• WHAT IS EXPECTED
Would you reproduce the entries exactly, including every line?
(THE DATA Opens)
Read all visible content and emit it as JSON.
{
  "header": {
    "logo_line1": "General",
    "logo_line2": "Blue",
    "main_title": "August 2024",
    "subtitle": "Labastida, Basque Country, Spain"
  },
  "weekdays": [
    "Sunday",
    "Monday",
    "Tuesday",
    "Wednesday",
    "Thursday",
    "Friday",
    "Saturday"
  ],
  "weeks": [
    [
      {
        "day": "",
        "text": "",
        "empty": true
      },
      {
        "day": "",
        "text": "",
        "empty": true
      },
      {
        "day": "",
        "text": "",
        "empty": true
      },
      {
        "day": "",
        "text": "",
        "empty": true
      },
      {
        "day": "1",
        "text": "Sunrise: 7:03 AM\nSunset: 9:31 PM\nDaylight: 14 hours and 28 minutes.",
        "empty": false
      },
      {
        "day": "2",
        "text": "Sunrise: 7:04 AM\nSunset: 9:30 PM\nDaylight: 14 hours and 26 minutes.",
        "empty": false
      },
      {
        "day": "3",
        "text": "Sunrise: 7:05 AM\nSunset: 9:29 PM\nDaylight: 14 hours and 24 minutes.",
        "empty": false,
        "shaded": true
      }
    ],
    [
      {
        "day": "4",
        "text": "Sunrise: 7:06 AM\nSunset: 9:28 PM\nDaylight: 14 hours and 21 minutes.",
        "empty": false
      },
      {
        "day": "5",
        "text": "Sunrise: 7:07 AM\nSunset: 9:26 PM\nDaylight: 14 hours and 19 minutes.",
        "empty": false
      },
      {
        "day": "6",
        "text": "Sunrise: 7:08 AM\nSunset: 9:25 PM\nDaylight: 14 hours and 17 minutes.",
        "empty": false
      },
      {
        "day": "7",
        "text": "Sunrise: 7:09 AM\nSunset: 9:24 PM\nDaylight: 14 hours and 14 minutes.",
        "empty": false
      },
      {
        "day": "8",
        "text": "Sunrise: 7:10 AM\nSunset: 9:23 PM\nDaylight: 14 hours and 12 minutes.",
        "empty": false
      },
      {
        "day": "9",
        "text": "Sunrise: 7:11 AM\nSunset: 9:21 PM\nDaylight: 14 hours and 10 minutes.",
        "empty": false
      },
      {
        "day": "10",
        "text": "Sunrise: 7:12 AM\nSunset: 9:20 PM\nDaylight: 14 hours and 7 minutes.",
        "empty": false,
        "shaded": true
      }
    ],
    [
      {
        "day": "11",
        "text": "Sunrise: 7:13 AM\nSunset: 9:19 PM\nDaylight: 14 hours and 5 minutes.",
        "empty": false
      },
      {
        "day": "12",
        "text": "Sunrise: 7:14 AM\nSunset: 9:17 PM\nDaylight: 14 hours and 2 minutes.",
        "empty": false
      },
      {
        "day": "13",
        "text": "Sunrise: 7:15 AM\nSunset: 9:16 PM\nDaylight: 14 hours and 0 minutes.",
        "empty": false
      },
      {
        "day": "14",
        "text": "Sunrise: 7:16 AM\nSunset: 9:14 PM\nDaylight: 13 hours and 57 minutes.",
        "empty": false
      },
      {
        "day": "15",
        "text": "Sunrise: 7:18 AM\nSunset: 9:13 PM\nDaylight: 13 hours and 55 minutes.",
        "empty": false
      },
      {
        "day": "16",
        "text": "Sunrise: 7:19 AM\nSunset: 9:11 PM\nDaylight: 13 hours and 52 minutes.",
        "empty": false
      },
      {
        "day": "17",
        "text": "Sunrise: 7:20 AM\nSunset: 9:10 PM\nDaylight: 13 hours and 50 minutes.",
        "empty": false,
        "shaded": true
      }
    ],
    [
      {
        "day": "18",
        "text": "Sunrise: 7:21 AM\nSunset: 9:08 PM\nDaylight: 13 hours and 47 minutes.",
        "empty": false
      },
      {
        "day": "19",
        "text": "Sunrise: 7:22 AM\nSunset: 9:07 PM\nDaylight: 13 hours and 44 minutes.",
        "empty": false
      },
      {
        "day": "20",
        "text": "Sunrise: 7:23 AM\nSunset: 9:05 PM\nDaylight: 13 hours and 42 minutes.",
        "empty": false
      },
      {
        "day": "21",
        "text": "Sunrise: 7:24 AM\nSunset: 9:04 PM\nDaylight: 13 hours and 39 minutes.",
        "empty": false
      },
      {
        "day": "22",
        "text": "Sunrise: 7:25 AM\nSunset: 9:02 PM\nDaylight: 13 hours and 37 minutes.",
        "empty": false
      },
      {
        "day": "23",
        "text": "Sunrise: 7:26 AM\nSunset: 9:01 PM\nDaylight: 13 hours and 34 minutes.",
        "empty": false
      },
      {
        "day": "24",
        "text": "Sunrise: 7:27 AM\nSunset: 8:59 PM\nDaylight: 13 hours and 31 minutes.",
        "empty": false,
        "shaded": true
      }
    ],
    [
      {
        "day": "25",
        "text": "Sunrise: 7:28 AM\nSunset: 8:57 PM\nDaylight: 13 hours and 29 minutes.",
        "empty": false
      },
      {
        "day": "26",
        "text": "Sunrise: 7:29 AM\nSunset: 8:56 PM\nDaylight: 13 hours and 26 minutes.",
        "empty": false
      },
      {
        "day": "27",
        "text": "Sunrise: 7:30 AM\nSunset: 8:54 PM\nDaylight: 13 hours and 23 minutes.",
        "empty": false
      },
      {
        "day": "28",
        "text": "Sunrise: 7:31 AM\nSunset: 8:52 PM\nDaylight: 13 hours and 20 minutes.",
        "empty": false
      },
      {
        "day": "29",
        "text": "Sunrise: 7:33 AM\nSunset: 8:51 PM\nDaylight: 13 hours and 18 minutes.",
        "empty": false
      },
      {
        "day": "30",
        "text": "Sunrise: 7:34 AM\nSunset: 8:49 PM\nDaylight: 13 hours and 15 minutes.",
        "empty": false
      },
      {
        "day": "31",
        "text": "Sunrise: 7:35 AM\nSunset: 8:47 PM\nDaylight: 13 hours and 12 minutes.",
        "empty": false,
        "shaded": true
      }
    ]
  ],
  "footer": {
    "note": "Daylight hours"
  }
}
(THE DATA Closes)
• YOUR SOLUTION
Read all visible content and emit it as JSON.
{
  "header": {
    "logo_line1": "General",
    "logo_line2": "Blue",
    "main_title": "August 2024",
    "subtitle": "Labastida, Basque Country, Spain"
  },
  "weekdays": [
    "Sunday",
    "Monday",
    "Tuesday",
    "Wednesday",
    "Thursday",
    "Friday",
    "Saturday"
  ],
  "weeks": [
    [
      {
        "day": "",
        "text": "",
        "empty": true
      },
      {
        "day": "",
        "text": "",
        "empty": true
      },
      {
        "day": "",
        "text": "",
        "empty": true
      },
      {
        "day": "",
        "text": "",
        "empty": true
      },
      {
        "day": "1",
        "text": "Sunrise: 7:03 AM\nSunset: 9:31 PM\nDaylight: 14 hours and 28 minutes.",
        "empty": false
      },
      {
        "day": "2",
        "text": "Sunrise: 7:04 AM\nSunset: 9:30 PM\nDaylight: 14 hours and 26 minutes.",
        "empty": false
      },
      {
        "day": "3",
        "text": "Sunrise: 7:05 AM\nSunset: 9:29 PM\nDaylight: 14 hours and 24 minutes.",
        "empty": false,
        "shaded": true
      }
    ],
    [
      {
        "day": "4",
        "text": "Sunrise: 7:06 AM\nSunset: 9:28 PM\nDaylight: 14 hours and 21 minutes.",
        "empty": false
      },
      {
        "day": "5",
        "text": "Sunrise: 7:07 AM\nSunset: 9:26 PM\nDaylight: 14 hours and 19 minutes.",
        "empty": false
      },
      {
        "day": "6",
        "text": "Sunrise: 7:08 AM\nSunset: 9:25 PM\nDaylight: 14 hours and 17 minutes.",
        "empty": false
      },
      {
        "day": "7",
        "text": "Sunrise: 7:09 AM\nSunset: 9:24 PM\nDaylight: 14 hours and 14 minutes.",
        "empty": false
      },
      {
        "day": "8",
        "text": "Sunrise: 7:10 AM\nSunset: 9:23 PM\nDaylight: 14 hours and 12 minutes.",
        "empty": false
      },
      {
        "day": "9",
        "text": "Sunrise: 7:11 AM\nSunset: 9:21 PM\nDaylight: 14 hours and 10 minutes.",
        "empty": false
      },
      {
        "day": "10",
        "text": "Sunrise: 7:12 AM\nSunset: 9:20 PM\nDaylight: 14 hours and 7 minutes.",
        "empty": false,
        "shaded": true
      }
    ],
    [
      {
        "day": "11",
        "text": "Sunrise: 7:13 AM\nSunset: 9:19 PM\nDaylight: 14 hours and 5 minutes.",
        "empty": false
      },
      {
        "day": "12",
        "text": "Sunrise: 7:14 AM\nSunset: 9:17 PM\nDaylight: 14 hours and 2 minutes.",
        "empty": false
      },
      {
        "day": "13",
        "text": "Sunrise: 7:15 AM\nSunset: 9:16 PM\nDaylight: 14 hours and 0 minutes.",
        "empty": false
      },
      {
        "day": "14",
        "text": "Sunrise: 7:16 AM\nSunset: 9:14 PM\nDaylight: 13 hours and 57 minutes.",
        "empty": false
      },
      {
        "day": "15",
        "text": "Sunrise: 7:18 AM\nSunset: 9:13 PM\nDaylight: 13 hours and 55 minutes.",
        "empty": false
      },
      {
        "day": "16",
        "text": "Sunrise: 7:19 AM\nSunset: 9:11 PM\nDaylight: 13 hours and 52 minutes.",
        "empty": false
      },
      {
        "day": "17",
        "text": "Sunrise: 7:20 AM\nSunset: 9:10 PM\nDaylight: 13 hours and 50 minutes.",
        "empty": false,
        "shaded": true
      }
    ],
    [
      {
        "day": "18",
        "text": "Sunrise: 7:21 AM\nSunset: 9:08 PM\nDaylight: 13 hours and 47 minutes.",
        "empty": false
      },
      {
        "day": "19",
        "text": "Sunrise: 7:22 AM\nSunset: 9:07 PM\nDaylight: 13 hours and 44 minutes.",
        "empty": false
      },
      {
        "day": "20",
        "text": "Sunrise: 7:23 AM\nSunset: 9:05 PM\nDaylight: 13 hours and 42 minutes.",
        "empty": false
      },
      {
        "day": "21",
        "text": "Sunrise: 7:24 AM\nSunset: 9:04 PM\nDaylight: 13 hours and 39 minutes.",
        "empty": false
      },
      {
        "day": "22",
        "text": "Sunrise: 7:25 AM\nSunset: 9:02 PM\nDaylight: 13 hours and 37 minutes.",
        "empty": false
      },
      {
        "day": "23",
        "text": "Sunrise: 7:26 AM\nSunset: 9:01 PM\nDaylight: 13 hours and 34 minutes.",
        "empty": false
      },
      {
        "day": "24",
        "text": "Sunrise: 7:27 AM\nSunset: 8:59 PM\nDaylight: 13 hours and 31 minutes.",
        "empty": false,
        "shaded": true
      }
    ],
    [
      {
        "day": "25",
        "text": "Sunrise: 7:28 AM\nSunset: 8:57 PM\nDaylight: 13 hours and 29 minutes.",
        "empty": false
      },
      {
        "day": "26",
        "text": "Sunrise: 7:29 AM\nSunset: 8:56 PM\nDaylight: 13 hours and 26 minutes.",
        "empty": false
      },
      {
        "day": "27",
        "text": "Sunrise: 7:30 AM\nSunset: 8:54 PM\nDaylight: 13 hours and 23 minutes.",
        "empty": false
      },
      {
        "day": "28",
        "text": "Sunrise: 7:31 AM\nSunset: 8:52 PM\nDaylight: 13 hours and 20 minutes.",
        "empty": false
      },
      {
        "day": "29",
        "text": "Sunrise: 7:33 AM\nSunset: 8:51 PM\nDaylight: 13 hours and 18 minutes.",
        "empty": false
      },
      {
        "day": "30",
        "text": "Sunrise: 7:34 AM\nSunset: 8:49 PM\nDaylight: 13 hours and 15 minutes.",
        "empty": false
      },
      {
        "day": "31",
        "text": "Sunrise: 7:35 AM\nSunset: 8:47 PM\nDaylight: 13 hours and 12 minutes.",
        "empty": false,
        "shaded": true
      }
    ]
  ],
  "footer": {
    "note": "Daylight hours"
  }
}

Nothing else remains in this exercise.